A man I was involved with, who later stayed a friend, once told me that it is impossible to have a superficial relationship of any sort with me. It is, he said, my blessing and my curse. At the time, I was flattered and only heard the blessing part of that statement. The curse component has become more apparent with time.
I have realized that the reason for this blessing/curse is that I find banality intolerable. And by banality, I do not mean fun or humor or light-heartedness — surely only a true fool doesn’t see the immense value in those things. I just cannot maintain more than temporary contact with people with whom I must be guarded or to whom I must play a role or feel that the topics of conversation are limited to “safe subjects.”
Being open to the world has granted me some amazing opportunities to know people who astound me and inspire me and create a richness and texture to my life that would not exist without them.
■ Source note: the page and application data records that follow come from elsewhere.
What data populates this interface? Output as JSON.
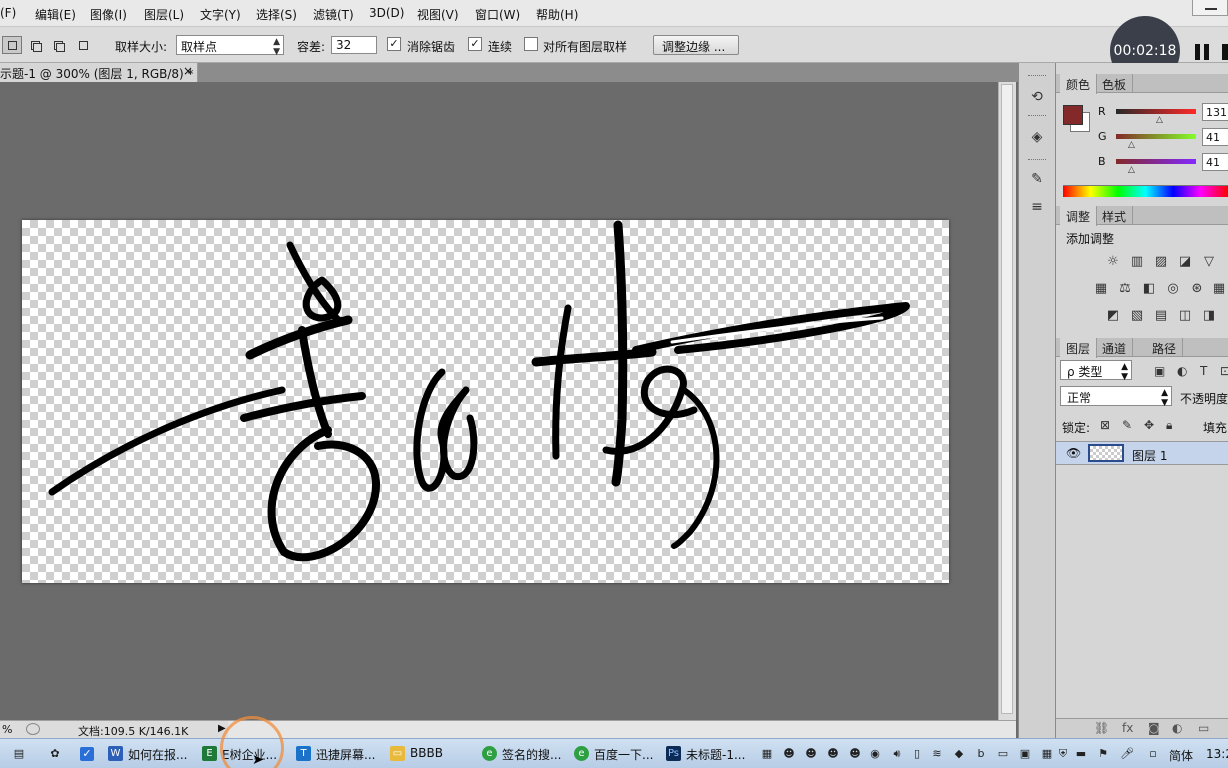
{
  "menu": {
    "items": [
      "(F)",
      "编辑(E)",
      "图像(I)",
      "图层(L)",
      "文字(Y)",
      "选择(S)",
      "滤镜(T)",
      "3D(D)",
      "视图(V)",
      "窗口(W)",
      "帮助(H)"
    ]
  },
  "options": {
    "sample_size_label": "取样大小:",
    "sample_size_value": "取样点",
    "tolerance_label": "容差:",
    "tolerance_value": "32",
    "antialias_label": "消除锯齿",
    "antialias_checked": "✓",
    "contiguous_label": "连续",
    "contiguous_checked": "✓",
    "all_layers_label": "对所有图层取样",
    "refine_edge_label": "调整边缘 ..."
  },
  "recorder": {
    "elapsed": "00:02:18"
  },
  "document": {
    "tab_title": "示题-1 @ 300% (图层 1, RGB/8) *",
    "close_glyph": "×"
  },
  "status": {
    "zoom": "%",
    "doc_size": "文档:109.5 K/146.1K",
    "arrow": "▶"
  },
  "color_panel": {
    "tabs": [
      "颜色",
      "色板"
    ],
    "foreground": "#832929",
    "r_label": "R",
    "r_value": "131",
    "g_label": "G",
    "g_value": "41",
    "b_label": "B",
    "b_value": "41"
  },
  "adjust_panel": {
    "tabs": [
      "调整",
      "样式"
    ],
    "heading": "添加调整",
    "icons": [
      "brightness-icon",
      "levels-icon",
      "curves-icon",
      "exposure-icon",
      "vibrance-icon",
      "hue-saturation-icon",
      "color-balance-icon",
      "black-white-icon",
      "photo-filter-icon",
      "channel-mixer-icon",
      "color-lookup-icon",
      "invert-icon",
      "posterize-icon",
      "threshold-icon",
      "gradient-map-icon",
      "selective-color-icon"
    ]
  },
  "layers_panel": {
    "tabs": [
      "图层",
      "通道",
      "路径"
    ],
    "filter_label": "ρ 类型",
    "blend_mode": "正常",
    "opacity_label": "不透明度",
    "lock_label": "锁定:",
    "fill_label": "填充",
    "layer_name": "图层 1"
  },
  "taskbar": {
    "items": [
      "如何在报...",
      "E树企业...",
      "迅捷屏幕...",
      "BBBB",
      "签名的搜...",
      "百度一下...",
      "未标题-1..."
    ],
    "ime": "简体",
    "clock": "13:2"
  }
}
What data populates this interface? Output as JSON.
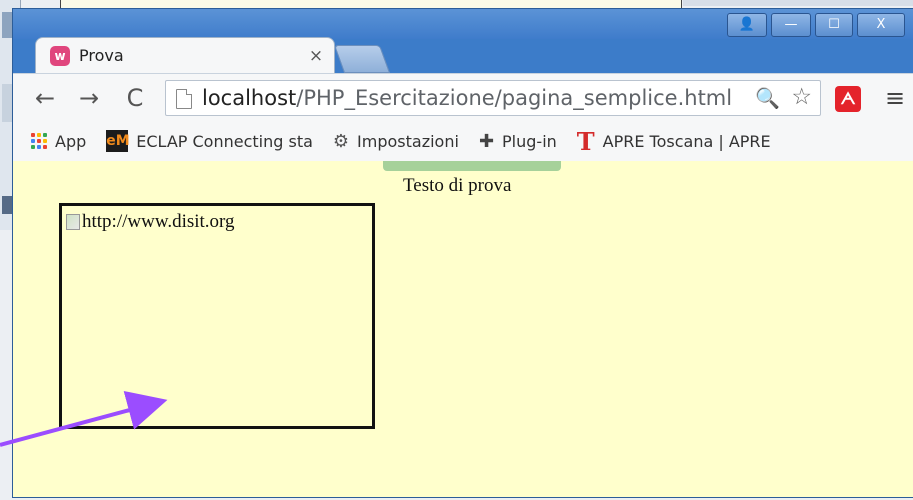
{
  "window": {
    "controls": {
      "user_glyph": "👤",
      "minimize_glyph": "—",
      "maximize_glyph": "☐",
      "close_glyph": "X"
    }
  },
  "tab": {
    "title": "Prova",
    "favicon_letter": "w",
    "close_glyph": "×"
  },
  "toolbar": {
    "back_glyph": "←",
    "forward_glyph": "→",
    "reload_glyph": "C",
    "url_host": "localhost",
    "url_path": "/PHP_Esercitazione/pagina_semplice.html",
    "zoom_glyph": "🔍",
    "star_glyph": "☆",
    "extension_glyph": "ᗅ",
    "menu_glyph": "≡"
  },
  "bookmarks": [
    {
      "label": "App",
      "icon": "apps-grid-icon"
    },
    {
      "label": "ECLAP Connecting sta",
      "icon": "eclap-icon",
      "icon_text": "eM"
    },
    {
      "label": "Impostazioni",
      "icon": "gear-icon"
    },
    {
      "label": "Plug-in",
      "icon": "puzzle-icon"
    },
    {
      "label": "APRE Toscana | APRE",
      "icon": "t-icon",
      "icon_text": "T"
    }
  ],
  "page": {
    "heading": "Testo di prova",
    "image_alt": "http://www.disit.org"
  },
  "colors": {
    "page_background": "#ffffcc",
    "frame_blue": "#3c7cc9",
    "annotation_arrow": "#9b4dff"
  }
}
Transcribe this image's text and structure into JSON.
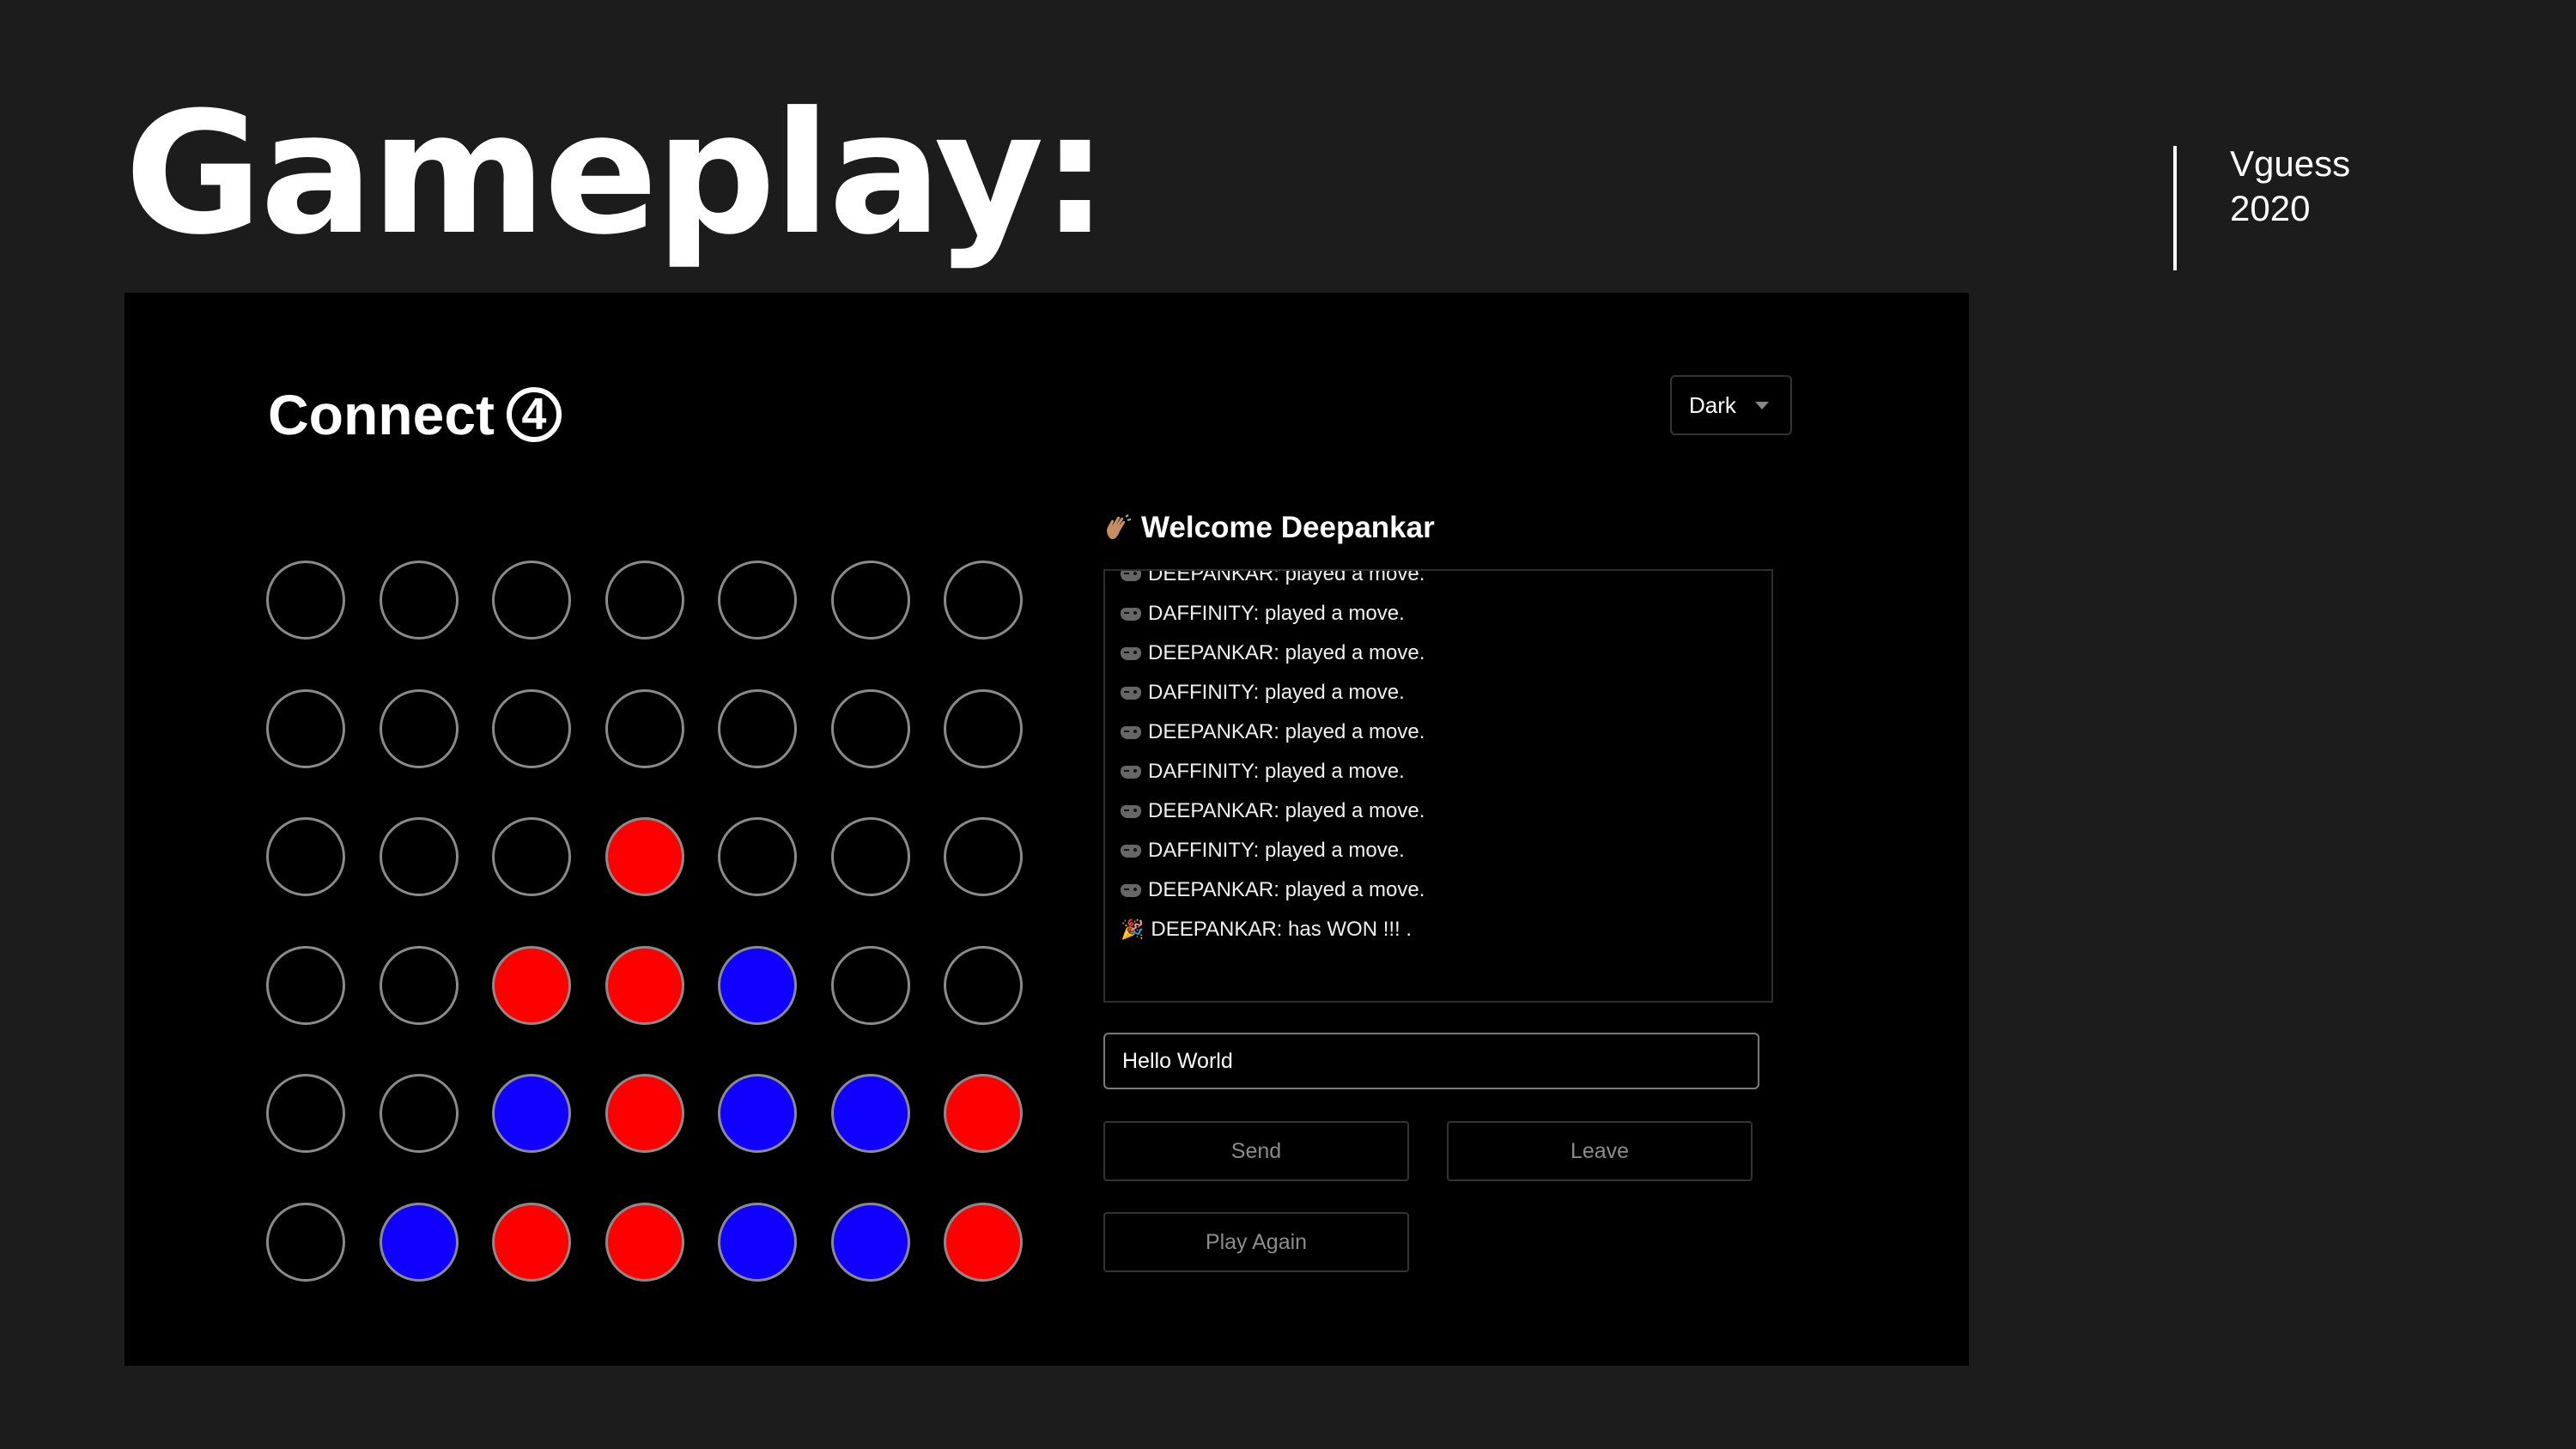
{
  "slide": {
    "title": "Gameplay:",
    "meta_line1": "Vguess",
    "meta_line2": "2020"
  },
  "app": {
    "title": "Connect",
    "title_badge": "4",
    "theme_select": {
      "value": "Dark"
    }
  },
  "colors": {
    "red": "#ff0000",
    "blue": "#1000ff",
    "empty": "#000000",
    "ring": "#8a8a8a"
  },
  "board": {
    "rows": 6,
    "cols": 7,
    "cells": [
      [
        "empty",
        "empty",
        "empty",
        "empty",
        "empty",
        "empty",
        "empty"
      ],
      [
        "empty",
        "empty",
        "empty",
        "empty",
        "empty",
        "empty",
        "empty"
      ],
      [
        "empty",
        "empty",
        "empty",
        "red",
        "empty",
        "empty",
        "empty"
      ],
      [
        "empty",
        "empty",
        "red",
        "red",
        "blue",
        "empty",
        "empty"
      ],
      [
        "empty",
        "empty",
        "blue",
        "red",
        "blue",
        "blue",
        "red"
      ],
      [
        "empty",
        "blue",
        "red",
        "red",
        "blue",
        "blue",
        "red"
      ]
    ]
  },
  "chat": {
    "welcome_icon": "waving-hand-icon",
    "welcome": "Welcome Deepankar",
    "log": [
      {
        "icon": "controller-icon",
        "text": "DEEPANKAR: played a move."
      },
      {
        "icon": "controller-icon",
        "text": "DAFFINITY: played a move."
      },
      {
        "icon": "controller-icon",
        "text": "DEEPANKAR: played a move."
      },
      {
        "icon": "controller-icon",
        "text": "DAFFINITY: played a move."
      },
      {
        "icon": "controller-icon",
        "text": "DEEPANKAR: played a move."
      },
      {
        "icon": "controller-icon",
        "text": "DAFFINITY: played a move."
      },
      {
        "icon": "controller-icon",
        "text": "DEEPANKAR: played a move."
      },
      {
        "icon": "controller-icon",
        "text": "DAFFINITY: played a move."
      },
      {
        "icon": "controller-icon",
        "text": "DEEPANKAR: played a move."
      },
      {
        "icon": "party-popper-icon",
        "text": "DEEPANKAR: has WON !!! ."
      }
    ],
    "input_value": "Hello World",
    "send_label": "Send",
    "leave_label": "Leave",
    "play_again_label": "Play Again"
  }
}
I have been places and had experiences that would never have been available had I been more timid or closed off or fearful. But my heart also bears the scars and bruises that come from taking the kinds of emotional chances that I do. I am the first to admit that sometimes it is unwise to allow people in as easily or as quickly as I do. I sometimes envy my friends who are more judicious in allowing people in, more reserved in revealing themselves. I envy their sense of self-preservation. It seems so natural and so smart.
Last week, I visited my bank and had a short interaction with my bank manager. As I was leaving, he stopped me and told me that it was always nice to see me because he considers me a friend. Then he seemed surprised at himself for his own candor and blushed. There was nothing untoward in his words, no sexual advance or innuendo in how or what he said. I think he just let his guard down for a moment, for reasons I’ll never know and he didn’t expect.
My blessing and my curse.